I rail about foreign immigration swamping our nation, but internal immigration is swamping our fair Dixie. We Southerners—especially in my hometown of Aiken, where the Savannah River Site has been bringing Yankees down here since the 1950s—understand the phenomenon of “transplants” well. Uppity Yankees flee their frosty, crime-riddled, over-taxed Blue States for our beautiful weather, beautiful women, good food, and low taxes, then proceed to tell us how we’re running our paradise all wrong.
What started out as a few annoying snowbirds coming down South to sun themselves in their twilight years has morphed into a full-scale invasion (as if once wasn’t enough—thanks a lot, Sherman). They’ve wasted no time in wrecking the place.
I’ve heard the same thing is happening to Idaho, but with Californians.
Look, I’m all for some spice in the broth. I love that my little adopted hometown has a legit Chinese family running an amazing Chinese restaurant down the street. I’m actually intrigued to know how a family of Han Chinese ended up in rural South Carolina. They’re great people, as far as I can tell.
But if suddenly 10,000 Han Chinese showed up in Lamar—without any knowledge of English and only a cursory understanding of our customs and culture—I would be extremely uncomfortable. My town would no longer be my town—it would be something else entirely.
I don’t understand why this concept is so difficult for so many people. I can already anticipate the objections. “Well, what about the [insert pitiful immigrant group from the romantic era of immigration here]? They’re fully assimilated now.” Yes—because we clamped down on immigration in 1924 with the Natural Origins Act, then endured the Depression and a global war. That stuff creates a people. All those Italian, Irish, Polish, and other immigrants had nearly forty years to get “baked in” to American society—they had time to melt.
This argument isn’t xenophobic on my part. If we put all of Connecticut into Dillon, South Carolina, Dillon would no longer be what it was—it would be a bunch of godless gentry liberals commuting into “The City” everyday.

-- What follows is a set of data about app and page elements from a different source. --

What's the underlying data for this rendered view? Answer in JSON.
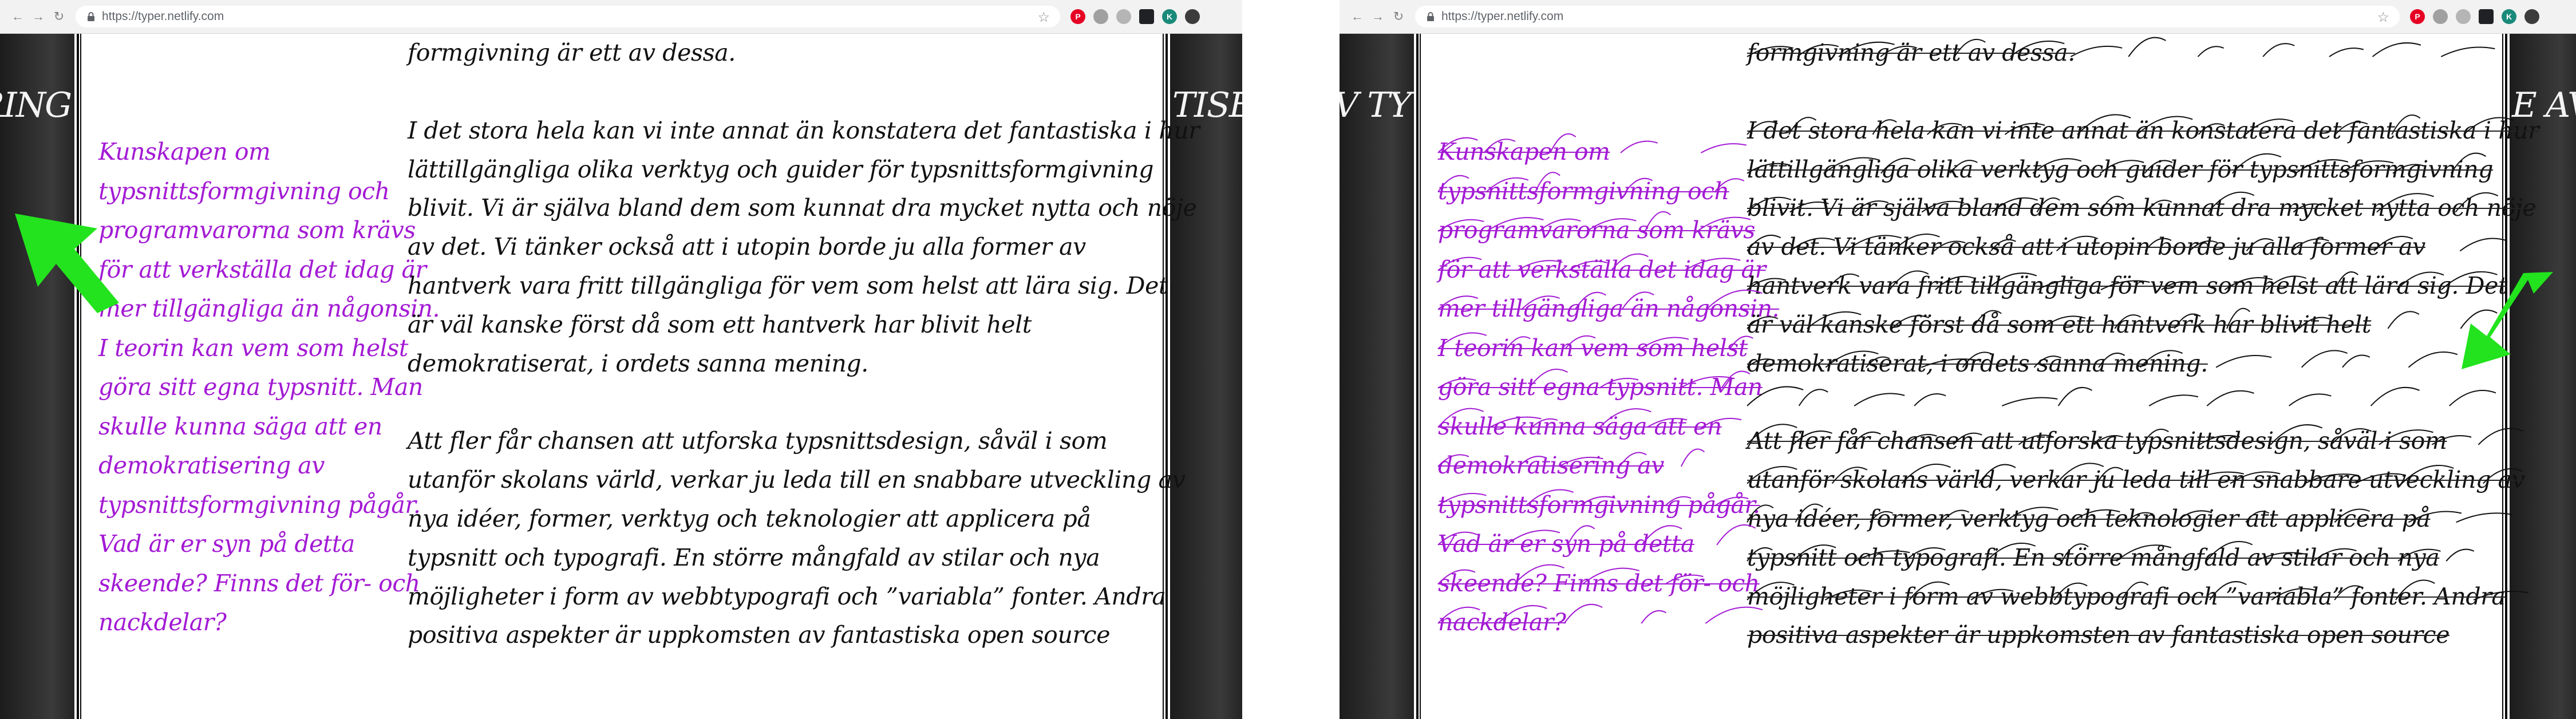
{
  "browser": {
    "url": "https://typer.netlify.com",
    "back_icon": "back-arrow-icon",
    "forward_icon": "forward-arrow-icon",
    "reload_icon": "reload-icon",
    "lock_icon": "lock-icon",
    "bookmark_icon": "star-icon",
    "extensions": [
      {
        "name": "pinterest-extension-icon",
        "color": "#e60023",
        "glyph": "P"
      },
      {
        "name": "shield-extension-icon",
        "color": "#a0a0a0",
        "glyph": ""
      },
      {
        "name": "grey-extension-icon",
        "color": "#b5b5b5",
        "glyph": ""
      },
      {
        "name": "dark-extension-icon",
        "color": "#202124",
        "glyph": ""
      },
      {
        "name": "profile-avatar-icon",
        "color": "#1a8a7a",
        "glyph": "K"
      },
      {
        "name": "settings-extension-icon",
        "color": "#3c3c3c",
        "glyph": ""
      }
    ]
  },
  "left_window": {
    "band_left_text": "ƎRING",
    "band_right_text": "TISE",
    "aside_lines": [
      "Kunskapen om",
      "typsnittsformgivning och",
      "programvarorna som krävs",
      "för att verkställa det idag är",
      "mer tillgängliga än någonsin.",
      "I teorin kan vem som helst",
      "göra sitt egna typsnitt. Man",
      "skulle kunna säga att en",
      "demokratisering av",
      "typsnittsformgivning pågår.",
      "Vad är er syn på detta",
      "skeende? Finns det för- och",
      "nackdelar?"
    ]
  },
  "right_window": {
    "band_left_text": "AV TY",
    "band_right_text": "E AV"
  },
  "article": {
    "top_line": "formgivning är ett av dessa.",
    "paragraph1": [
      "I det stora hela kan vi inte annat än konstatera det fantastiska i hur",
      "lättillgängliga olika verktyg och guider för typsnittsformgivning",
      "blivit. Vi är själva bland dem som kunnat dra mycket nytta och nöje",
      "av det. Vi tänker också att i utopin borde ju alla former av",
      "hantverk vara fritt tillgängliga för vem som helst att lära sig. Det",
      "är väl kanske först då som ett hantverk har blivit helt",
      "demokratiserat, i ordets sanna mening."
    ],
    "paragraph2": [
      "Att fler får chansen att utforska typsnittsdesign, såväl i som",
      "utanför skolans värld, verkar ju leda till en snabbare utveckling av",
      "nya idéer, former, verktyg och teknologier att applicera på",
      "typsnitt och typografi. En större mångfald av stilar och nya",
      "möjligheter i form av webbtypografi och ”variabla” fonter. Andra",
      "positiva aspekter är uppkomsten av fantastiska open source"
    ]
  },
  "colors": {
    "aside_text": "#a31ad4",
    "body_text": "#111111",
    "cursor": "#22e31d",
    "band": "#2a2a2a"
  }
}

Our mobility might have made us stronger economically, but it’s ruining our family ties—the bedrock of culture. I’m fortunate to live only two hours from my family, and that’s about as far away as I care to be. That was Tucker Carlson’s objection to Ben Shapiro’s vision of America as “the adventure of a lifetime,” in which we’re all shiftless, rootless economic units pursuing the highest bidder for what talents and skills we can muster. As Carlson put it (to paraphrase): try saying “move to North Dakota and work in the oil fields” to the guy who is leaving behind the land where his grandparents are buried.
I know we have to do what we have to do to make ends meet. I just don’t have to like it.